David Ramadanoff, former artistic director for the Vallejo Symphony Orchestra, conducts the group, comprised of artists from throughout the Bay Area who have formed personal and professional relationships with each other over the years.
“Only six of them have performed together with Vallejo,” said Kathleen Comalli Dillon, concertmaster, unofficial executive director and Vallejo Symphony alum, of the artists performing Sunday. “Some of our kids played soccer together.”
That doesn’t mean it’s a closed group, though, as Dillon was quick to emphasize: “We audition by small group performances.”
Sunday’s concert started off with a modern, sort of nouveau-classical piece, Dan Becker’s “Gridlock.” One audience member called the piece “frenetic,” an apt description of the abrasive and powerful work. Ramadanoff explained that it builds on a joyful theme, which I suppose I could agree with inasmuch as it is certainly not a somber sound. It feels rushed and loud, busy and abrupt.
“It’s not about a traffic jam,” Ramadanoff told the audience, and the sound is indeed not that kind of stressful. It is, rather, a purposeful noise, culminating with a bang that is not angry but victorious.
At a post-concert reception catered by friends of the ensemble, audience members were heard to say that the opening number was not their favorite.
“From the Mozart on, it was amazing,” one said. “They should stay with the more symphonic music,” declared another. And one audience member even went so far as to say, “I didn’t really care for that first piece.” The piece did, however, serve to complement the others, together making up a good sampling of the group’s diverse repertoire.
Oboist Ryan Zwahlen introduced the second selection, an excerpt from modern composer Doug Opel’s “Soul Settings: Triptych.” Part one, titled “The Soul in Paradise,” contains lyrics that are read rather than sung, as would be the poetry on which the musical work is based.
Zwahlen directed, played oboe and read the poetry for the piece, which tells of the composer’s vision of Paradise.
The piece is emotional, punctuated with banging by the violin and cello players for an African feel as the theme takes shape. It is alternately angry, confused and contemplative, unusual in form but ultimately satisfying to the ear. The music responds to the voice of the reader, as if the spoken words transitioned smoothly into their musical theme.
The piece left me wishing to hear more, if only so that my ear could become more accustomed to this new-fangled arrangement of sound.
The mood next shifted dramatically with a much more conventional selection by Mozart. Dillon introduced the master’s “Divertimento for Strings in D Major,” elaborating a bit on the meaning of the “diversion” style. She suggested the example of a daytime outing, perhaps an afternoon of kayaking on the Strait.

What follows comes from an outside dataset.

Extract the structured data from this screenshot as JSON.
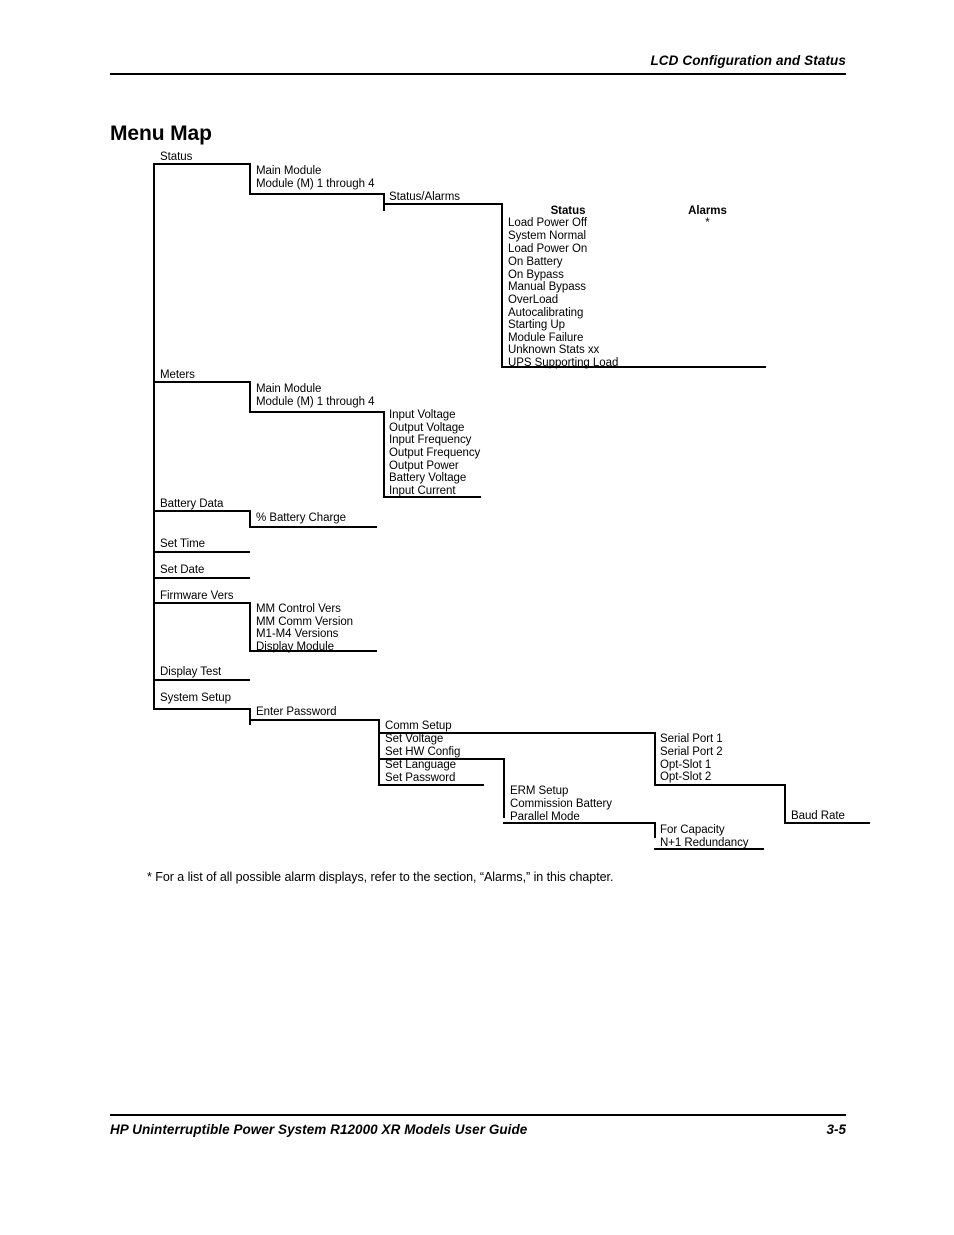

The piece has a very soothing introduction, redolent of an expanse of calm water in the sunlight. As the sound builds, it becomes ethereal and mystical, with soothing strains and slow, low-register, melodic phrases. When the theme culminates toward the end, the loveliness of the gentle, rhythmic melody evokes a kind of romantic, Mediterranean vista.

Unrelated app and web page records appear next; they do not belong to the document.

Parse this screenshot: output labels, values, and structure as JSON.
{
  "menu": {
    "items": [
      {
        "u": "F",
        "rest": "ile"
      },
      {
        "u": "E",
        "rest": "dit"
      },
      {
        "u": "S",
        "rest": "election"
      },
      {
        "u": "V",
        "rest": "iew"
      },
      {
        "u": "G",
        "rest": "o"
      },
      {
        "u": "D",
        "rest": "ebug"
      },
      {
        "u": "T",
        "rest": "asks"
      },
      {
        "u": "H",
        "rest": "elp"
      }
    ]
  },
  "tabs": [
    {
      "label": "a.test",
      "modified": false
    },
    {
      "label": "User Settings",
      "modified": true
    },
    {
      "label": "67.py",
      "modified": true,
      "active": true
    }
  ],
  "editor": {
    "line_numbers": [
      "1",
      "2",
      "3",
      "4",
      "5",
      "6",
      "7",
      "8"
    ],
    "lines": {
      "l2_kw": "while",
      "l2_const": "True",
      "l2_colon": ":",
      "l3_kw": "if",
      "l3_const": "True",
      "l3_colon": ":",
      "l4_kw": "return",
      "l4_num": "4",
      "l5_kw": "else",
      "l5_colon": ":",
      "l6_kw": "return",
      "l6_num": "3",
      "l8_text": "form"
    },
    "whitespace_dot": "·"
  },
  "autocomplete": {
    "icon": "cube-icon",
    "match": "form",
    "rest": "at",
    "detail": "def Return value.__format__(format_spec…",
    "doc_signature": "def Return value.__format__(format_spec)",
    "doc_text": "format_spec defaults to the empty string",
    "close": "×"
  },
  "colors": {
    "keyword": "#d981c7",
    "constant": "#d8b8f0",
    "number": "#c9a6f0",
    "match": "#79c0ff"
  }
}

Mozart is a tough act to follow, but Pablo Ziegler’s unique arrangement of Astor Piazzolla’s “Tango Suite” for harp and strings did so splendidly, beginning with the entry of the evening’s guest soloist, Anna Maria Mendieta, wheeling her elegant instrument down the center aisle to the stage.
The suite opens surprisingly gently, as if masquerading as something other than a tango. It quickly takes on an urgency, though, and the familiar tango beat begins to prevail. I don’t believe words can adequately express the quality of this unique piece of music; they can only hint at the way it simply “works.”
Like the Opel piece, “Tango Suite” offers a new, unconventional way of putting music together, yet one that is extremely pleasing to the ear. The harp is played to sound more like a standard stringed instrument, even while retaining its special, delicate quality. The sound is quite rich and dramatic, with a mature, feminine sound; bass and cello parts, meanwhile, maintain a grounded, precise beat upon which the entire arrangement flourishes.
Sunday’s concert concluded with an elegant masterpiece of music, a more elaborate expression of the earlier “diversion” style. Jacques Ibert’s “Divertissement” was performed exquisitely, a fitting finale to an evening of diverse and beautiful music. The Ibert piece is playful and surprising, words that could also well describe the new performance group itself.
Getting their inaugural concert on the calendar was a huge accomplishment for the Collective, made possible by the generosity of this entire group of dedicated musicians who thoroughly enjoy playing with each other and under the direction of Maestro Ramadanoff. As yet, the group has no formal infrastructure, but it does have official designation as a 501(3)(c) nonprofit organization. An Internet presence is in the works, but meanwhile you can find the California Sound Collective on Facebook.
Congratulations to the musicians of the Collective and their conductor for a stimulating and inspiring inaugural performance. Bravo!
IF YOU GO
For more information about the California Sound Collective, find the group on Facebook or email them at email@example.com.
Elizabeth Warnimont is a freelance writer specializing in the performing arts. She holds a bachelor’s degree in literature from UC-Santa Barbara.